I was talking with someone recently when my current pregnancy came up. They said, "Wow, it's gonna be a long time before you have an empty nest!" It's true, but not for the reason you might think .

I don't think about it often, but it is something Rob and I have talked about on and off since becoming special needs parents. Most children are born, grow and leave "the nest". Sometimes they return at various ages and stages for a slew of reasons, but traditionally, the goal is that your child will lead their own life someday in their own home. I pray daily that this will be the case with our children - that they would lead successful, happy lives - on their own.

But we've got Dylan. It doesn't mean we won't have an empty nest someday, but it certainly spices things up. Individuals with Down syndrome attend various levels of higher education, live on their own, hold steady jobs and marry. This surprises people, but it's very true - and absolutely wonderful! Obviously, Rob and I want Dylan to be as independent as possible. Only time will tell.

The funny thing is that there is a part of me that selfishly wants Dylan home when he should be spreading his wings. It's not that I don't want him to grow and be independent - which he does daily - but I also know my red head well. Right now he likes to bolt and refuses to answer our calls when we attempt to find him, but I believe in time that will improve. There are things about him that will not change - and that's a good thing.

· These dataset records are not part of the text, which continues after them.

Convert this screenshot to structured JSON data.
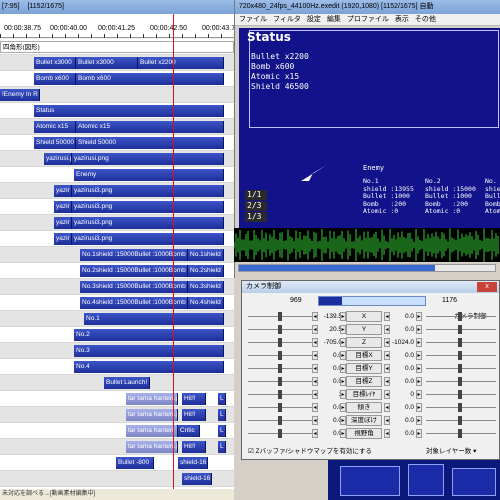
{
  "timeline": {
    "title_partial": "[7:95]",
    "title_frame": "[1152/1675]",
    "ruler": [
      "00:00:38.75",
      "00:00:40.00",
      "00:00:41.25",
      "00:00:42.50",
      "00:00:43.75"
    ],
    "status": "未対応を調べる→[動画素材編集中]",
    "tracks": [
      {
        "clips": [
          {
            "label": "四角形(図形)",
            "l": 0,
            "w": 234,
            "style": "white"
          }
        ]
      },
      {
        "clips": [
          {
            "label": "Bullet x3000",
            "l": 34,
            "w": 42
          },
          {
            "label": "Bullet x3000",
            "l": 76,
            "w": 62
          },
          {
            "label": "Bullet x2200",
            "l": 138,
            "w": 86
          }
        ]
      },
      {
        "clips": [
          {
            "label": "Bomb x600",
            "l": 34,
            "w": 42
          },
          {
            "label": "Bomb x600",
            "l": 76,
            "w": 148
          }
        ]
      },
      {
        "clips": [
          {
            "label": "!Enemy In R",
            "l": 0,
            "w": 40
          }
        ]
      },
      {
        "clips": [
          {
            "label": "Status",
            "l": 34,
            "w": 190
          }
        ]
      },
      {
        "clips": [
          {
            "label": "Atomic x15",
            "l": 34,
            "w": 42
          },
          {
            "label": "Atomic x15",
            "l": 76,
            "w": 148
          }
        ]
      },
      {
        "clips": [
          {
            "label": "Shield 50000",
            "l": 34,
            "w": 42
          },
          {
            "label": "Shield 50000",
            "l": 76,
            "w": 148
          }
        ]
      },
      {
        "clips": [
          {
            "label": "yazirusi.p",
            "l": 44,
            "w": 28
          },
          {
            "label": "yazirusi.png",
            "l": 72,
            "w": 152
          }
        ]
      },
      {
        "clips": [
          {
            "label": "Enemy",
            "l": 74,
            "w": 150
          }
        ]
      },
      {
        "clips": [
          {
            "label": "yazir",
            "l": 54,
            "w": 18
          },
          {
            "label": "yazirusi3.png",
            "l": 72,
            "w": 152
          }
        ]
      },
      {
        "clips": [
          {
            "label": "yazir",
            "l": 54,
            "w": 18
          },
          {
            "label": "yazirusi3.png",
            "l": 72,
            "w": 152
          }
        ]
      },
      {
        "clips": [
          {
            "label": "yazir",
            "l": 54,
            "w": 18
          },
          {
            "label": "yazirusi3.png",
            "l": 72,
            "w": 152
          }
        ]
      },
      {
        "clips": [
          {
            "label": "yazir",
            "l": 54,
            "w": 18
          },
          {
            "label": "yazirusi3.png",
            "l": 72,
            "w": 152
          }
        ]
      },
      {
        "clips": [
          {
            "label": "No.1shield :15000Bullet :1000Bomb",
            "l": 80,
            "w": 108
          },
          {
            "label": "No.1shield",
            "l": 188,
            "w": 36
          }
        ]
      },
      {
        "clips": [
          {
            "label": "No.2shield :15000Bullet :1000Bomb",
            "l": 80,
            "w": 108
          },
          {
            "label": "No.2shield :",
            "l": 188,
            "w": 36
          }
        ]
      },
      {
        "clips": [
          {
            "label": "No.3shield :15000Bullet :1000Bomb",
            "l": 80,
            "w": 108
          },
          {
            "label": "No.3shield",
            "l": 188,
            "w": 36
          }
        ]
      },
      {
        "clips": [
          {
            "label": "No.4shield :15000Bullet :1000Bomb",
            "l": 80,
            "w": 108
          },
          {
            "label": "No.4shield",
            "l": 188,
            "w": 36
          }
        ]
      },
      {
        "clips": [
          {
            "label": "No.1",
            "l": 84,
            "w": 140
          }
        ]
      },
      {
        "clips": [
          {
            "label": "No.2",
            "l": 74,
            "w": 150
          }
        ]
      },
      {
        "clips": [
          {
            "label": "No.3",
            "l": 74,
            "w": 150
          }
        ]
      },
      {
        "clips": [
          {
            "label": "No.4",
            "l": 74,
            "w": 150
          }
        ]
      },
      {
        "clips": [
          {
            "label": "Bullet Launch!",
            "l": 104,
            "w": 46
          }
        ]
      },
      {
        "clips": [
          {
            "label": "tar tama hanten.pn",
            "l": 126,
            "w": 52,
            "style": "light"
          },
          {
            "label": "Hit!!",
            "l": 182,
            "w": 24
          },
          {
            "label": "L",
            "l": 218,
            "w": 8
          }
        ]
      },
      {
        "clips": [
          {
            "label": "tar tama hanten.pn",
            "l": 126,
            "w": 52,
            "style": "light"
          },
          {
            "label": "Hit!!",
            "l": 182,
            "w": 24
          },
          {
            "label": "L",
            "l": 218,
            "w": 8
          }
        ]
      },
      {
        "clips": [
          {
            "label": "tar tama hanten",
            "l": 126,
            "w": 52,
            "style": "light"
          },
          {
            "label": "Critic",
            "l": 178,
            "w": 22
          },
          {
            "label": "L",
            "l": 218,
            "w": 8
          }
        ]
      },
      {
        "clips": [
          {
            "label": "tar tama hanten.pn",
            "l": 126,
            "w": 52,
            "style": "light"
          },
          {
            "label": "Hit!!",
            "l": 182,
            "w": 24
          },
          {
            "label": "L",
            "l": 218,
            "w": 8
          }
        ]
      },
      {
        "clips": [
          {
            "label": "Bullet -800",
            "l": 116,
            "w": 38
          },
          {
            "label": "shield-16",
            "l": 178,
            "w": 30
          }
        ]
      },
      {
        "clips": [
          {
            "label": "shield-16",
            "l": 182,
            "w": 30
          }
        ]
      }
    ]
  },
  "preview": {
    "title": "720x480_24fps_44100Hz.exedit (1920,1080)  [1152/1675]  自動",
    "menu": [
      "ファイル",
      "フィルタ",
      "設定",
      "編集",
      "プロファイル",
      "表示",
      "その他"
    ],
    "status_title": "Status",
    "stats": [
      "Bullet x2200",
      "Bomb x600",
      "Atomic x15",
      "Shield 46500"
    ],
    "enemy_label": "Enemy",
    "enemy_cols": [
      "No.1\nshield :13955\nBullet :1000\nBomb   :200\nAtomic :0",
      "No.2\nshield :15000\nBullet :1000\nBomb   :200\nAtomic :0",
      "No.\nshie\nBull\nBomb\nAtom"
    ],
    "page_indicators": [
      "1/1",
      "2/3",
      "1/3"
    ]
  },
  "camera": {
    "title": "カメラ制御",
    "close": "x",
    "frame_start": "969",
    "frame_end": "1176",
    "frame_progress": 0.22,
    "top_right": "カメラ制御",
    "params": [
      {
        "left": "-139.5",
        "name": "X",
        "right": "0.0"
      },
      {
        "left": "20.5",
        "name": "Y",
        "right": "0.0"
      },
      {
        "left": "-705.0",
        "name": "Z",
        "right": "-1024.0"
      },
      {
        "left": "0.0",
        "name": "目標X",
        "right": "0.0"
      },
      {
        "left": "0.0",
        "name": "目標Y",
        "right": "0.0"
      },
      {
        "left": "0.0",
        "name": "目標Z",
        "right": "0.0"
      },
      {
        "left": "1",
        "name": "目標ﾚｲﾔ",
        "right": "0"
      },
      {
        "left": "0.0",
        "name": "傾き",
        "right": "0.0"
      },
      {
        "left": "0.0",
        "name": "深度ぼけ",
        "right": "0.0"
      },
      {
        "left": "0.0",
        "name": "視野角",
        "right": "0.0"
      }
    ],
    "checkbox": "Zバッファ/シャドウマップを有効にする",
    "layer": "対象レイヤー数"
  },
  "colors": {
    "clip": "#1e2e9a",
    "canvas": "#12128a",
    "cursor": "#e01010",
    "wave": "#33cc33"
  }
}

I got what I always wanted: a boy first and a girl last (well, what I thought would be my last!) God gave me exactly what I wanted in more ways than I could have ever imagined. Dylan is full of love and very sweet. He loves music. His current crush is Snow White. When Savannah is six, Dylan will be fourteen. I have a hunch that while Dylan will want to hang with his buddies, yet he's also a homebody and will be happy to play dress up with his sister and be Prince Charming when she's playing make believe.

When I think about the baby growing in my belly, it will be ten when Dylan is twenty. Dylan loves to read and I can already picture the two of them reading together. Dylan loves Disney movies and while I'm sure his tastes will mature, my gut tells me he will always have a place in his heart for Disney and all other kid based movies...making good company for his younger siblings!

Dylan continues to grow up daily. I've been sick and asked Dylan if he could pray for me. He said "Uh, yeah". I had no idea what he would say. He tends to say very particular prays for certain things - going to bed, blessing the food, etc. But I was asking him to do something new - pray a new prayer. While I don't recall his exacts words, it went something like this, "God, go to Disneyland, love mommy, mommy sick, feel better and go to doctor, Amen". To be honest, I was shocked. But I was also thrilled. It was another sign of maturity.

Maybe Dylan will attend college. Maybe he won't. I know he'll hold a job, but I have no idea what or where. He might marry, he might not. He might express the desire (and ability!) to leave the nest. If he does, it's going to take everything in me to not clip his wings.